President Ferdinand R. Marcos Jr. on Thursday said the government may resort to providing scholarships for nurses and other medical workers as many countries scramble to find healthcare professionals to man their hospitals and medical facilities.
In a meeting in Malacańang with representatives of the healthcare cluster of the Private Sector Advisory Council (PSAC), the President said that although the government can’t prevent nurses from leaving for high-paying jobs abroad, they must at least serve their country if they avail of the government scholarship program.
“Lahat, nurses. Naghahanap… Everybody that I talk to, especially from the States and from Europe… So the only thing is that the scholarship program, that you know, you can’t hold people back from a better life, from a better living…” the President said during the meeting.
“But I think it’s fair that if you provide scholarship, that you expect that there are… mag-serbisyo muna sila ng ilang taon. Hindi babayaran ‘yung scholarship eh. They don’t need to pay that,” the President pointed out.
Department of Health (DOH) Officer-in-Charge Undersecretary Maria Rosario Vergeire said the DOH had started discussions with the deans of the University of the Philippines and other allied healthcare services for the government’s “ladderized” scholarship program.
The DOH official expressed hope to produce more nurses as the government implements the program, although it will take two to three years for it to bear fruit.
Vergeire also told the President that the DOH had initial talks with the Department of Migrant Workers (DMW) for exchange programs with other countries needing healthcare workers.
“So in turn we are going to propose that if we can provide them with these numbers that they need, they [would] provide us also, for example, scholarships for a number of our healthcare workers here,” Vergeire said, adding that graduates have to stay in the country for two years before they can be deployed abroad.
Part of DMW’s plans is to secure deals with the country’s bilateral partners or countries to provide funds for scholarships in the Philippines, Vergeire said, noting after graduation, the scholars will be required to serve their communities for a certain period before they could seek overseas employment.
𝗕𝗲𝘁𝘁𝗲𝗿 𝗵𝗲𝗮𝗹𝘁𝗵 𝗶𝗻𝘀𝘂𝗿𝗮𝗻𝗰𝗲, 𝗰𝗵𝗲𝗮𝗽𝗲𝗿 𝗺𝗲𝗱𝘀
The PSAC, for its part, expressed commitment to help the Marcos administration in improving the health system, particularly in strengthening the Philippine Health Insurance Corporation (PhilHealth) by providing a third-party assessment that will focus on addressing operational gaps in claims filing, membership application, digitalization and actuarial valuation, among others.
The private sector also vowed to work with the Food and Drug Administration (FDA) to upgrade its systems to obtain accreditation with various international regulatory bodies and raise awareness about the value of generic drugs.

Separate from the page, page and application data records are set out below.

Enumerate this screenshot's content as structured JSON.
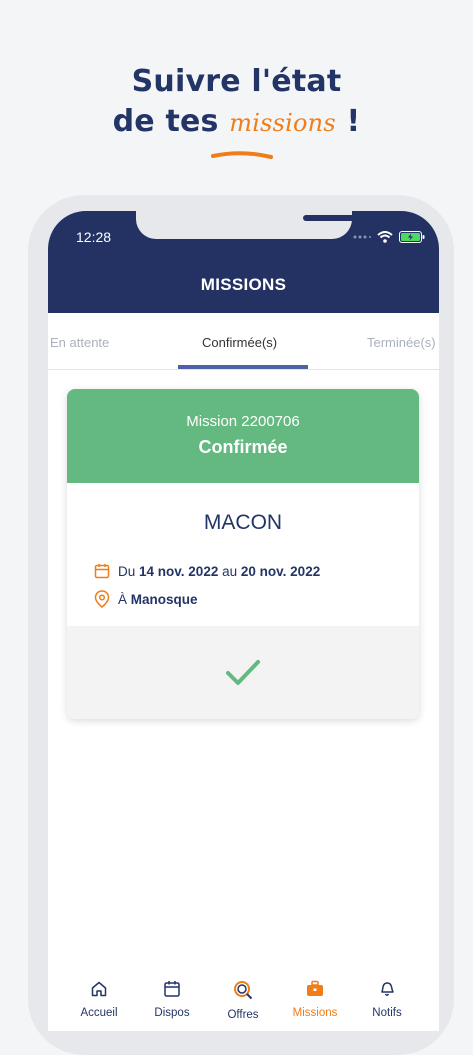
{
  "promo": {
    "line1": "Suivre l'état",
    "line2_prefix": "de tes",
    "line2_accent": "missions",
    "line2_suffix": "!"
  },
  "status_bar": {
    "time": "12:28"
  },
  "app": {
    "title": "MISSIONS"
  },
  "tabs": [
    {
      "label": "En attente"
    },
    {
      "label": "Confirmée(s)"
    },
    {
      "label": "Terminée(s)"
    }
  ],
  "mission": {
    "number": "Mission 2200706",
    "status": "Confirmée",
    "job": "MACON",
    "date_prefix": "Du",
    "date_start": "14 nov. 2022",
    "date_mid": "au",
    "date_end": "20 nov. 2022",
    "location_prefix": "À",
    "location": "Manosque"
  },
  "nav": [
    {
      "label": "Accueil",
      "icon": "home-icon"
    },
    {
      "label": "Dispos",
      "icon": "calendar-icon"
    },
    {
      "label": "Offres",
      "icon": "search-icon"
    },
    {
      "label": "Missions",
      "icon": "briefcase-icon"
    },
    {
      "label": "Notifs",
      "icon": "bell-icon"
    }
  ],
  "colors": {
    "navy": "#233163",
    "orange": "#ef7d1a",
    "green": "#63b97f"
  }
}
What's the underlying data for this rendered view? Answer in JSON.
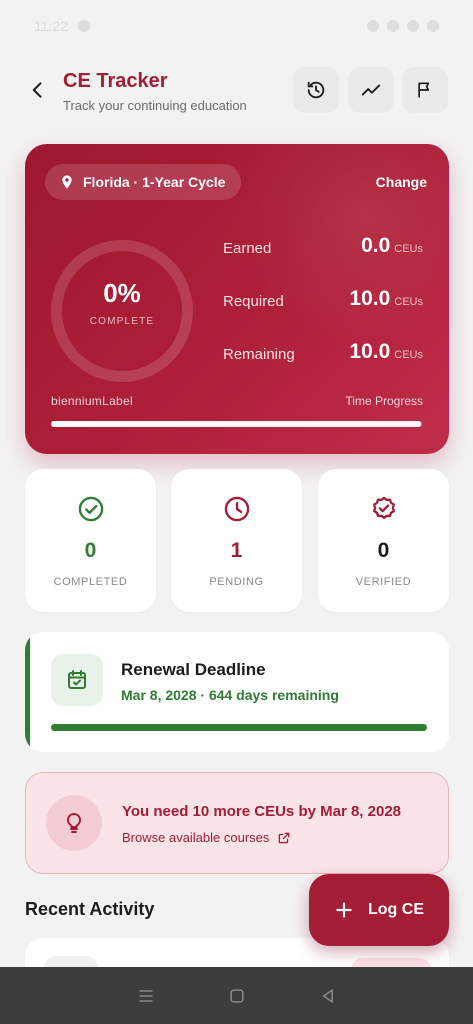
{
  "status_bar": {
    "time": "11:22"
  },
  "header": {
    "title": "CE Tracker",
    "subtitle": "Track your continuing education"
  },
  "hero": {
    "location": "Florida · 1-Year Cycle",
    "change_label": "Change",
    "percent": "0%",
    "percent_caption": "COMPLETE",
    "earned_label": "Earned",
    "earned_value": "0.0",
    "required_label": "Required",
    "required_value": "10.0",
    "remaining_label": "Remaining",
    "remaining_value": "10.0",
    "unit": "CEUs",
    "biennium_label": "bienniumLabel",
    "time_progress_label": "Time Progress",
    "time_progress_fraction": 0.995
  },
  "stats": [
    {
      "value": "0",
      "caption": "COMPLETED",
      "color": "#2e7d32",
      "icon": "check-circle-icon"
    },
    {
      "value": "1",
      "caption": "PENDING",
      "color": "#a51d35",
      "icon": "clock-icon"
    },
    {
      "value": "0",
      "caption": "VERIFIED",
      "color": "#1c1c1e",
      "icon": "verified-badge-icon"
    }
  ],
  "renewal": {
    "title": "Renewal Deadline",
    "subtitle": "Mar 8, 2028 · 644 days remaining",
    "progress_fraction": 1.0
  },
  "alert": {
    "text": "You need 10 more CEUs by Mar 8, 2028",
    "link": "Browse available courses"
  },
  "recent": {
    "title": "Recent Activity"
  },
  "fab": {
    "label": "Log CE"
  },
  "colors": {
    "brand": "#a51d35",
    "success": "#2e7d32"
  }
}
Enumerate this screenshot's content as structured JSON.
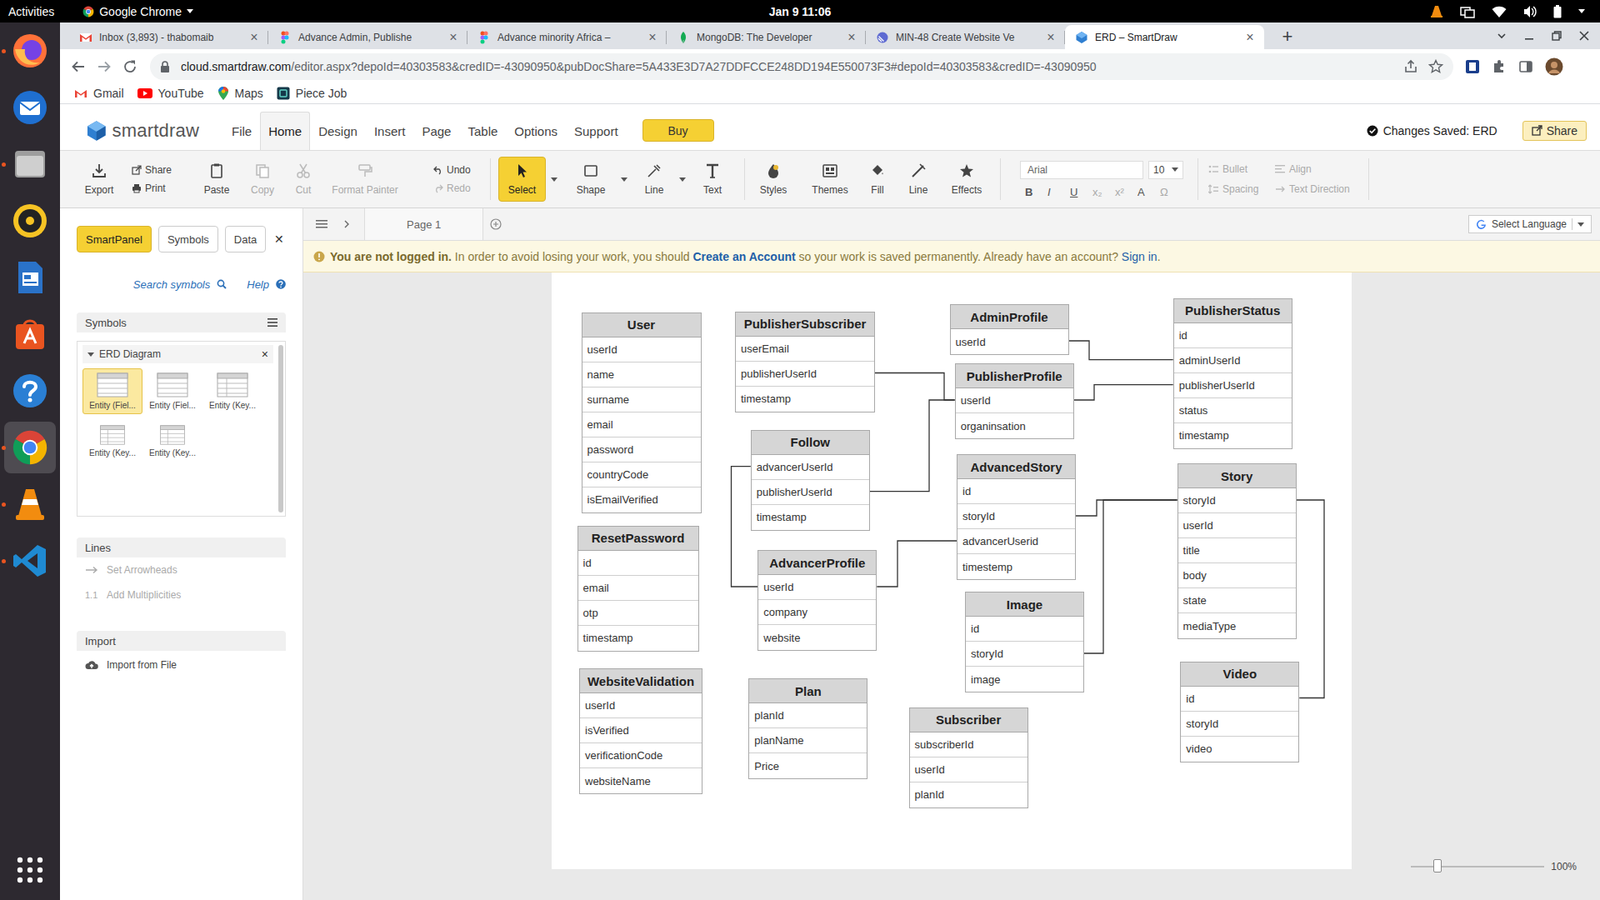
{
  "topbar": {
    "activities": "Activities",
    "app": "Google Chrome",
    "clock": "Jan 9  11:06"
  },
  "dock": [
    {
      "kind": "firefox",
      "running": true,
      "focused": false
    },
    {
      "kind": "thunderbird",
      "running": false,
      "focused": false
    },
    {
      "kind": "files",
      "running": true,
      "focused": false
    },
    {
      "kind": "rhythmbox",
      "running": false,
      "focused": false
    },
    {
      "kind": "writer",
      "running": false,
      "focused": false
    },
    {
      "kind": "software",
      "running": false,
      "focused": false
    },
    {
      "kind": "help",
      "running": false,
      "focused": false
    },
    {
      "kind": "chrome",
      "running": true,
      "focused": true
    },
    {
      "kind": "vlc",
      "running": true,
      "focused": false
    },
    {
      "kind": "vscode",
      "running": true,
      "focused": false
    }
  ],
  "browser": {
    "tabs": [
      {
        "title": "Inbox (3,893) - thabomaib",
        "kind": "gmail",
        "selected": false
      },
      {
        "title": "Advance Admin, Publishe",
        "kind": "figma",
        "selected": false
      },
      {
        "title": "Advance minority Africa –",
        "kind": "figma",
        "selected": false
      },
      {
        "title": "MongoDB: The Developer",
        "kind": "mongodb",
        "selected": false
      },
      {
        "title": "MIN-48 Create Website Ve",
        "kind": "linear",
        "selected": false
      },
      {
        "title": "ERD – SmartDraw",
        "kind": "smartdraw",
        "selected": true
      }
    ],
    "tabClose": "×",
    "newTab": "+",
    "url": {
      "host": "cloud.smartdraw.com",
      "path": "/editor.aspx?depoId=40303583&credID=-43090950&pubDocShare=5A433E3D7A27DDFCCE248DD194E550073F3#depoId=40303583&credID=-43090950"
    },
    "bookmarks": [
      {
        "label": "Gmail",
        "kind": "gmail"
      },
      {
        "label": "YouTube",
        "kind": "youtube"
      },
      {
        "label": "Maps",
        "kind": "maps"
      },
      {
        "label": "Piece Job",
        "kind": "piecejob"
      }
    ]
  },
  "app": {
    "logo": "smartdraw",
    "menu": [
      {
        "label": "File",
        "selected": false
      },
      {
        "label": "Home",
        "selected": true
      },
      {
        "label": "Design",
        "selected": false
      },
      {
        "label": "Insert",
        "selected": false
      },
      {
        "label": "Page",
        "selected": false
      },
      {
        "label": "Table",
        "selected": false
      },
      {
        "label": "Options",
        "selected": false
      },
      {
        "label": "Support",
        "selected": false
      }
    ],
    "buy": "Buy",
    "saved": "Changes Saved: ERD",
    "share": "Share"
  },
  "ribbon": {
    "export": "Export",
    "share": "Share",
    "print": "Print",
    "clipboard": [
      {
        "label": "Paste",
        "disabled": false
      },
      {
        "label": "Copy",
        "disabled": true
      },
      {
        "label": "Cut",
        "disabled": true
      },
      {
        "label": "Format Painter",
        "disabled": true
      }
    ],
    "undo": {
      "label": "Undo",
      "disabled": false
    },
    "redo": {
      "label": "Redo",
      "disabled": true
    },
    "tools": [
      {
        "label": "Select",
        "selected": true,
        "dropdown": true
      },
      {
        "label": "Shape",
        "selected": false,
        "dropdown": true
      },
      {
        "label": "Line",
        "selected": false,
        "dropdown": true
      },
      {
        "label": "Text",
        "selected": false,
        "dropdown": false
      }
    ],
    "format": [
      "Styles",
      "Themes",
      "Fill",
      "Line",
      "Effects"
    ],
    "font": {
      "family": "Arial",
      "size": "10"
    },
    "textButtons": [
      {
        "label": "B",
        "disabled": false
      },
      {
        "label": "I",
        "disabled": false
      },
      {
        "label": "U",
        "disabled": false
      },
      {
        "label": "x₂",
        "disabled": true
      },
      {
        "label": "x²",
        "disabled": true
      },
      {
        "label": "A",
        "disabled": false
      },
      {
        "label": "Ω",
        "disabled": true
      }
    ],
    "paragraph": [
      {
        "label": "Bullet",
        "disabled": true
      },
      {
        "label": "Align",
        "disabled": true
      },
      {
        "label": "Spacing",
        "disabled": true
      },
      {
        "label": "Text Direction",
        "disabled": true
      }
    ]
  },
  "panel": {
    "tabs": [
      {
        "label": "SmartPanel",
        "selected": true
      },
      {
        "label": "Symbols",
        "selected": false
      },
      {
        "label": "Data",
        "selected": false
      }
    ],
    "close": "✕",
    "search": "Search symbols",
    "help": "Help",
    "symbols": {
      "title": "Symbols",
      "library": "ERD Diagram",
      "expanded": true,
      "libraryClose": "×",
      "items": [
        {
          "label": "Entity (Fiel...",
          "selected": true
        },
        {
          "label": "Entity (Fiel...",
          "selected": false
        },
        {
          "label": "Entity (Key...",
          "selected": false
        },
        {
          "label": "Entity (Key...",
          "selected": false
        },
        {
          "label": "Entity (Key...",
          "selected": false
        }
      ]
    },
    "lines": {
      "title": "Lines",
      "items": [
        {
          "label": "Set Arrowheads",
          "kind": "arrow",
          "badge": "",
          "disabled": true
        },
        {
          "label": "Add Multiplicities",
          "kind": "badge",
          "badge": "1.1",
          "disabled": true
        }
      ]
    },
    "import": {
      "title": "Import",
      "items": [
        "Import from File"
      ]
    }
  },
  "canvas": {
    "page": "Page 1",
    "language": "Select Language",
    "notice": {
      "bold": "You are not logged in.",
      "text1": " In order to avoid losing your work, you should ",
      "link1": "Create an Account",
      "text2": " so your work is saved permanently. Already have an account? ",
      "link2": "Sign in",
      "end": "."
    },
    "zoom": {
      "level": 0.2,
      "reading": "100%"
    },
    "entities": [
      {
        "name": "User",
        "fields": [
          "userId",
          "name",
          "surname",
          "email",
          "password",
          "countryCode",
          "isEmailVerified"
        ]
      },
      {
        "name": "PublisherSubscriber",
        "fields": [
          "userEmail",
          "publisherUserId",
          "timestamp"
        ]
      },
      {
        "name": "AdminProfile",
        "fields": [
          "userId"
        ]
      },
      {
        "name": "PublisherProfile",
        "fields": [
          "userId",
          "organinsation"
        ]
      },
      {
        "name": "PublisherStatus",
        "fields": [
          "id",
          "adminUserId",
          "publisherUserId",
          "status",
          "timestamp"
        ]
      },
      {
        "name": "Follow",
        "fields": [
          "advancerUserId",
          "publisherUserId",
          "timestamp"
        ]
      },
      {
        "name": "AdvancedStory",
        "fields": [
          "id",
          "storyId",
          "advancerUserid",
          "timestemp"
        ]
      },
      {
        "name": "Story",
        "fields": [
          "storyId",
          "userId",
          "title",
          "body",
          "state",
          "mediaType"
        ]
      },
      {
        "name": "ResetPassword",
        "fields": [
          "id",
          "email",
          "otp",
          "timestamp"
        ]
      },
      {
        "name": "AdvancerProfile",
        "fields": [
          "userId",
          "company",
          "website"
        ]
      },
      {
        "name": "Image",
        "fields": [
          "id",
          "storyId",
          "image"
        ]
      },
      {
        "name": "Video",
        "fields": [
          "id",
          "storyId",
          "video"
        ]
      },
      {
        "name": "WebsiteValidation",
        "fields": [
          "userId",
          "isVerified",
          "verificationCode",
          "websiteName"
        ]
      },
      {
        "name": "Plan",
        "fields": [
          "planId",
          "planName",
          "Price"
        ]
      },
      {
        "name": "Subscriber",
        "fields": [
          "subscriberId",
          "userId",
          "planId"
        ]
      }
    ]
  }
}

The PSAC members also pledged commitment to bringing in cheaper medicines and addressing the shortage of nurses.
Among those present in the PSAC healthcare sector group meeting were PSAC Strategic Convenor Sabin Aboitiz, PSAC Healthcare Lead Paolo Maximo Borromeo, Filipino-American molecular biologist and priest Dr. Nicanor Austriaco, Metro Pacific Hospital Holdings Inc. CEO Dr. Harish Pillai and Unilab President and CEO Clinton Campos Hess.